(Element data from apps and pages)
——————————

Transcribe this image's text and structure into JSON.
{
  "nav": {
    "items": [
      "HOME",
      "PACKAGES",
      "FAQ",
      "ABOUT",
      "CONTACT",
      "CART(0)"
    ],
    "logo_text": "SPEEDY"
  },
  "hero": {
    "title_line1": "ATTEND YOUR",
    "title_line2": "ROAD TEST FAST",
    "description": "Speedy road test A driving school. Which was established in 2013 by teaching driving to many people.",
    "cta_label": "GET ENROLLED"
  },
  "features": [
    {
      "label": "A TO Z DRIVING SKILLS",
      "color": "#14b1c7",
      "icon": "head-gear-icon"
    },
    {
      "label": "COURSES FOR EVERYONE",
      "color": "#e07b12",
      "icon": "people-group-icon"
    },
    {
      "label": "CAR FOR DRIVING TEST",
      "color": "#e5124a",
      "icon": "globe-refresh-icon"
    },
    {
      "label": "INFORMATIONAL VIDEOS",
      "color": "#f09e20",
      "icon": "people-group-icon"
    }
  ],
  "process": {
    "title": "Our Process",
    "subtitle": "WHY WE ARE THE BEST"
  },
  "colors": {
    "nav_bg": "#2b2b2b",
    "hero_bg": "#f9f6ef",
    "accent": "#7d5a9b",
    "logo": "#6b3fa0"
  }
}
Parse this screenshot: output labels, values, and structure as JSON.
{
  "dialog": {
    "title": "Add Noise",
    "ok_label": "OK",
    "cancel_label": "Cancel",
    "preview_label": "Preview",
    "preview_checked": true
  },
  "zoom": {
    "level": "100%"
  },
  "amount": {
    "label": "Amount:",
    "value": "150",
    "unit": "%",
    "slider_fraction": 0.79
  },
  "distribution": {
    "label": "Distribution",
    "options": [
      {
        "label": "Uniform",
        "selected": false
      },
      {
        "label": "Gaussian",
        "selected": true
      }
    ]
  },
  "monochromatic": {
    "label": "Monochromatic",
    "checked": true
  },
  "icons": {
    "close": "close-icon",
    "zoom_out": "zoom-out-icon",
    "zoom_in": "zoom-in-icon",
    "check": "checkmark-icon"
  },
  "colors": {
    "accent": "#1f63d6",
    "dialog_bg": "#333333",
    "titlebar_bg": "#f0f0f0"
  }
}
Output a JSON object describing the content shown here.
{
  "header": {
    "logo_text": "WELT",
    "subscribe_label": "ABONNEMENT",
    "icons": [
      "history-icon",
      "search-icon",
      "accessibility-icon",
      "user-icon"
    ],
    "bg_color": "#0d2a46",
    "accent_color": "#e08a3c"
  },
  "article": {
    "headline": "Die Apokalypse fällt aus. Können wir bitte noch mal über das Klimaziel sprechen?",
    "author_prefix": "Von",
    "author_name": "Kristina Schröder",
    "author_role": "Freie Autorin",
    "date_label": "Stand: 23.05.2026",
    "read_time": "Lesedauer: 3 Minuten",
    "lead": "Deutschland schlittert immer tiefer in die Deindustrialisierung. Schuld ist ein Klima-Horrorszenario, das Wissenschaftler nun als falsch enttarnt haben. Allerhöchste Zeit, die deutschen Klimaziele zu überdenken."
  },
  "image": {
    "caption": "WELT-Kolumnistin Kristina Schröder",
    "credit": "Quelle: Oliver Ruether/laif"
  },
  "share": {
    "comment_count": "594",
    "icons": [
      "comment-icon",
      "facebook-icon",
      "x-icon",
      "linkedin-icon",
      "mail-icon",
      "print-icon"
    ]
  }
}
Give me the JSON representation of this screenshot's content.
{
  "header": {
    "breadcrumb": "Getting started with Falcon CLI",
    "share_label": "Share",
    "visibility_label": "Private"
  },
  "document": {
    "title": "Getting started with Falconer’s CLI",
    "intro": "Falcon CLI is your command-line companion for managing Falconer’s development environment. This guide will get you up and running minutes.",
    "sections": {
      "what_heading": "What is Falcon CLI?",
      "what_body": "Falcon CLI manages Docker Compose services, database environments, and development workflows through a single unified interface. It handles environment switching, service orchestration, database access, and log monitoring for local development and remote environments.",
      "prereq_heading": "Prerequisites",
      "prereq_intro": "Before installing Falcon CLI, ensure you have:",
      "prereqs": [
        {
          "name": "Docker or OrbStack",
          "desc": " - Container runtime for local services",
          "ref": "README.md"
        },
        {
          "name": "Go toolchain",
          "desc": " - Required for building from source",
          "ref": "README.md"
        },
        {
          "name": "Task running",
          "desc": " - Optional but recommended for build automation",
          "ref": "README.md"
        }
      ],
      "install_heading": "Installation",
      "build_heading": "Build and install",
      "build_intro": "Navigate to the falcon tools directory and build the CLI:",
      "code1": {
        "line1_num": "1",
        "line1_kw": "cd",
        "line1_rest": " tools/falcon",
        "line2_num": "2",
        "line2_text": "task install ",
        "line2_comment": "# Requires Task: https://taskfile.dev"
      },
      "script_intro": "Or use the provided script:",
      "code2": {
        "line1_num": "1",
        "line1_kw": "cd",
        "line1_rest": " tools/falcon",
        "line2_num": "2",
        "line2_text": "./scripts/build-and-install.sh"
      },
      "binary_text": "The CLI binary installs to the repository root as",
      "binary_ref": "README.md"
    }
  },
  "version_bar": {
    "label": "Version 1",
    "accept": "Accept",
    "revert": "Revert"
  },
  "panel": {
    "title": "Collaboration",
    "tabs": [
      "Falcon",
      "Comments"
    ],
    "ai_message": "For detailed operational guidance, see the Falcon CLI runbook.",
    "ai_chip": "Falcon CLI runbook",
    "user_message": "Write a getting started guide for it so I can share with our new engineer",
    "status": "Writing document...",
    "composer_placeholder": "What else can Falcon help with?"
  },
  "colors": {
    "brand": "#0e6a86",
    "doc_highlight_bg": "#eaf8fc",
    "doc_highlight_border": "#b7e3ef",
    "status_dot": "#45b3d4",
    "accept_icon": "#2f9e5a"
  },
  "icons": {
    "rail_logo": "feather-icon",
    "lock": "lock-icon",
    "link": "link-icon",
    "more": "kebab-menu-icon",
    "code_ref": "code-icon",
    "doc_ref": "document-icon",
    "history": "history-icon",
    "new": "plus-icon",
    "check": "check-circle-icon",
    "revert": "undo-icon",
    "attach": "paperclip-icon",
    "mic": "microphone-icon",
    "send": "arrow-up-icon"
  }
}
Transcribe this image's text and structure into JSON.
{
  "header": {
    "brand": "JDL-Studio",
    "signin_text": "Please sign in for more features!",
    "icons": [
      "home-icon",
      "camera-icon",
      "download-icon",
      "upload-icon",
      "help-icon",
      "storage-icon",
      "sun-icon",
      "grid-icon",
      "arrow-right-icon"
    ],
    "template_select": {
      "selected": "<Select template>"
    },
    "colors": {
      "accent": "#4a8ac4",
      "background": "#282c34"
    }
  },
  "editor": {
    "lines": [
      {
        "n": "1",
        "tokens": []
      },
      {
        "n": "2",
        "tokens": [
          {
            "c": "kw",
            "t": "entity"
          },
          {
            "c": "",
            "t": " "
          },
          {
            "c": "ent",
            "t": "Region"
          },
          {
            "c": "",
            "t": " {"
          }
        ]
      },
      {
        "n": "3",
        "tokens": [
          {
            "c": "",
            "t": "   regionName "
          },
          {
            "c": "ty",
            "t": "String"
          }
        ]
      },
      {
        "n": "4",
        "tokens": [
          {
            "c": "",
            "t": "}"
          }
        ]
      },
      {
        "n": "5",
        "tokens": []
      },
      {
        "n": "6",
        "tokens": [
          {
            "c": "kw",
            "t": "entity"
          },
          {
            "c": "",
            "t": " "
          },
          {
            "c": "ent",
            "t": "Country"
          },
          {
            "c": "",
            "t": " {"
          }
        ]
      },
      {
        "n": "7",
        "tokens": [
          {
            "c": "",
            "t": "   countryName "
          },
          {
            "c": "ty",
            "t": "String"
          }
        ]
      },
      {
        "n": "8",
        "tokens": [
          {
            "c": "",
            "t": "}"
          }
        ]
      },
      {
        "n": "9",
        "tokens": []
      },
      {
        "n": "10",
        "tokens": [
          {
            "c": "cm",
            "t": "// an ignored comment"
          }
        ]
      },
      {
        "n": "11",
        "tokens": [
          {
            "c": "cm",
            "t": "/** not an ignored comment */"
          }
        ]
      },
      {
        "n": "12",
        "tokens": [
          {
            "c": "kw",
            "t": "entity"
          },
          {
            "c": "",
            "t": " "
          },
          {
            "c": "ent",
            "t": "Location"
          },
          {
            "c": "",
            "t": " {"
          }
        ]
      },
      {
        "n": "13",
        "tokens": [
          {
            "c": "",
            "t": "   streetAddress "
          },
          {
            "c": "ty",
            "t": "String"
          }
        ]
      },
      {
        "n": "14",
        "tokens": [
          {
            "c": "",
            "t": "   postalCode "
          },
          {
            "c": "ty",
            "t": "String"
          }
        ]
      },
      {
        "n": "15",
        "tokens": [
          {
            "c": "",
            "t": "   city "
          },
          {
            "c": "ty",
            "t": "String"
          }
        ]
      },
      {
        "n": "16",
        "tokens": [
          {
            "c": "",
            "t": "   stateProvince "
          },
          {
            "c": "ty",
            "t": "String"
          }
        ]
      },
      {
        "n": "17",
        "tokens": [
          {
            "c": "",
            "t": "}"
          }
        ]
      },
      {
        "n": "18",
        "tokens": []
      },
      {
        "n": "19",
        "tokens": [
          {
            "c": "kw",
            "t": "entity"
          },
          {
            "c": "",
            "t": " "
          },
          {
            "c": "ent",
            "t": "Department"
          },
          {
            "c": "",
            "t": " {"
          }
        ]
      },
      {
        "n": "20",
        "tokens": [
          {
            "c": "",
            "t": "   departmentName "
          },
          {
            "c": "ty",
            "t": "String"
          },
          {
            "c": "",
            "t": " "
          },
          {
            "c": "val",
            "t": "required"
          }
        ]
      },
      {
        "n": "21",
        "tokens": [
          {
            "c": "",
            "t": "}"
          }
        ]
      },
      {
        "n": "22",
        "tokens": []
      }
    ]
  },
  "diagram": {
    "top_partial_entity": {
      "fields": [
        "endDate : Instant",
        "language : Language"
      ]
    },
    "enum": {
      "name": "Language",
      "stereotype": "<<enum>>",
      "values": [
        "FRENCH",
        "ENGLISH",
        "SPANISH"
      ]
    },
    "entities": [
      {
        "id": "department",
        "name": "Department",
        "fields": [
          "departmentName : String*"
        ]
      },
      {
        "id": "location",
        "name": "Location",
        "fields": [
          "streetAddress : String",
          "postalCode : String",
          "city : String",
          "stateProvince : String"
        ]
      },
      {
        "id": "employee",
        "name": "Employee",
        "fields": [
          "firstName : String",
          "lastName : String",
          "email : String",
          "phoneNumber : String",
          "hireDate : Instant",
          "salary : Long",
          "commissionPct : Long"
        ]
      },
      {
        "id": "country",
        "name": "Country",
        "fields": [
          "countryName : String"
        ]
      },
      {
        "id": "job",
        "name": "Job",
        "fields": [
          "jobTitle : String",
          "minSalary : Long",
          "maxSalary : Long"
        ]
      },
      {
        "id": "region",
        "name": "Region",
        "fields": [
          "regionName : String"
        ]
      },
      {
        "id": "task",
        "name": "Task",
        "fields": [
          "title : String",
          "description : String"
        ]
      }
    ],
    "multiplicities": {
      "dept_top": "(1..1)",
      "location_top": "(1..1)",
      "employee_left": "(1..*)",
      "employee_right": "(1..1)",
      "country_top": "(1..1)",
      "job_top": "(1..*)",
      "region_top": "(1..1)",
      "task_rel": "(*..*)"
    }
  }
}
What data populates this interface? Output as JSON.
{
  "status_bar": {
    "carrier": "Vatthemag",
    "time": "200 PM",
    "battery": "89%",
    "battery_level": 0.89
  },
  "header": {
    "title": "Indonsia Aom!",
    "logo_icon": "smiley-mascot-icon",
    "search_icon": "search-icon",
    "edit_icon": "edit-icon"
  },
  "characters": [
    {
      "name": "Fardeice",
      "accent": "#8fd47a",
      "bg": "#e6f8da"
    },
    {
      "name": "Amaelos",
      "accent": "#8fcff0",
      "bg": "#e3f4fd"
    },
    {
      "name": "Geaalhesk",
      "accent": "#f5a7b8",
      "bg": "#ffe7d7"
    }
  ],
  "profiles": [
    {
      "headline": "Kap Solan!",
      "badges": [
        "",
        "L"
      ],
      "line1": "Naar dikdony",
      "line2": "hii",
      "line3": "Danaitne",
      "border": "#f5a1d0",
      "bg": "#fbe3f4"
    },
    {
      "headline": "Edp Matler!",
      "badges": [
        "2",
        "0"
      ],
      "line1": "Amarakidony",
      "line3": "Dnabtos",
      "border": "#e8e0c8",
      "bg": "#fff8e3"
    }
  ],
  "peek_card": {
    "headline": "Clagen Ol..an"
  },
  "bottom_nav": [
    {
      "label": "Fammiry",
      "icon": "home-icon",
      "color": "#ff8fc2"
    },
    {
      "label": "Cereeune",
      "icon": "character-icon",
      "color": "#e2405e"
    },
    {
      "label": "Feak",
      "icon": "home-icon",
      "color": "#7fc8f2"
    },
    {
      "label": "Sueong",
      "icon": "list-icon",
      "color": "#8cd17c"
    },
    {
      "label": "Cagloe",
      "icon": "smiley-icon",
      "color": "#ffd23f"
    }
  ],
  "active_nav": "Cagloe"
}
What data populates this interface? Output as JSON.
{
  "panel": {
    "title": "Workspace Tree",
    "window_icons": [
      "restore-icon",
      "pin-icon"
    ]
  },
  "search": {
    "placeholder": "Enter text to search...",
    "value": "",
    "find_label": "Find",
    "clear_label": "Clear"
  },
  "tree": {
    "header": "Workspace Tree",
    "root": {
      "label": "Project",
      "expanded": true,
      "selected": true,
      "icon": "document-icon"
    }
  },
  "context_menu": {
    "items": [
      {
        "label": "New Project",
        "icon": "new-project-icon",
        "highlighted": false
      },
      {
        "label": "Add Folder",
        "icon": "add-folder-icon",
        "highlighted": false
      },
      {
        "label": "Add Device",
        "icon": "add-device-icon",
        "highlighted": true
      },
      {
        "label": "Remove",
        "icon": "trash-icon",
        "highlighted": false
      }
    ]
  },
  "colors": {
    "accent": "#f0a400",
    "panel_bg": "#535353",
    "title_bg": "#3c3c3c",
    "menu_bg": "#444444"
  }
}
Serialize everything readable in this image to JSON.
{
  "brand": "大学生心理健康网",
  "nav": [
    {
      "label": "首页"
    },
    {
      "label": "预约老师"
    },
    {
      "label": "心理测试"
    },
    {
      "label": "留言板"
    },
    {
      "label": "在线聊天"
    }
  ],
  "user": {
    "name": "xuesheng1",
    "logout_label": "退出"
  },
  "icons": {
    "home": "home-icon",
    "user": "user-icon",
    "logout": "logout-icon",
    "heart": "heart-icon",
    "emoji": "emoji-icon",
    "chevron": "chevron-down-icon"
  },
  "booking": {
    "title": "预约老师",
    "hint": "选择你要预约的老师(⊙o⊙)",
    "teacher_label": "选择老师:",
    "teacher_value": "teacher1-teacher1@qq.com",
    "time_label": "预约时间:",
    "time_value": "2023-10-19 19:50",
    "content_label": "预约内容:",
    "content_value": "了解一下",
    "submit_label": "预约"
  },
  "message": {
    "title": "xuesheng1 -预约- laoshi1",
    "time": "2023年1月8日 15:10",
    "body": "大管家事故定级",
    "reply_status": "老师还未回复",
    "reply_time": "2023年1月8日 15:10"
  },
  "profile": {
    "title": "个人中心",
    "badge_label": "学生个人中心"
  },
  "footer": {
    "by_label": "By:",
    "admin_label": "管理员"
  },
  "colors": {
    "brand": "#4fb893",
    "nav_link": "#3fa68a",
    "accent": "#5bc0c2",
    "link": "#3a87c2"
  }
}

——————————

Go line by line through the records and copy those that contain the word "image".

Transcribe this image's text and structure into JSON.
  "image": {
Transcribe this image's text and structure into JSON.
Serialize everything readable in this image to JSON.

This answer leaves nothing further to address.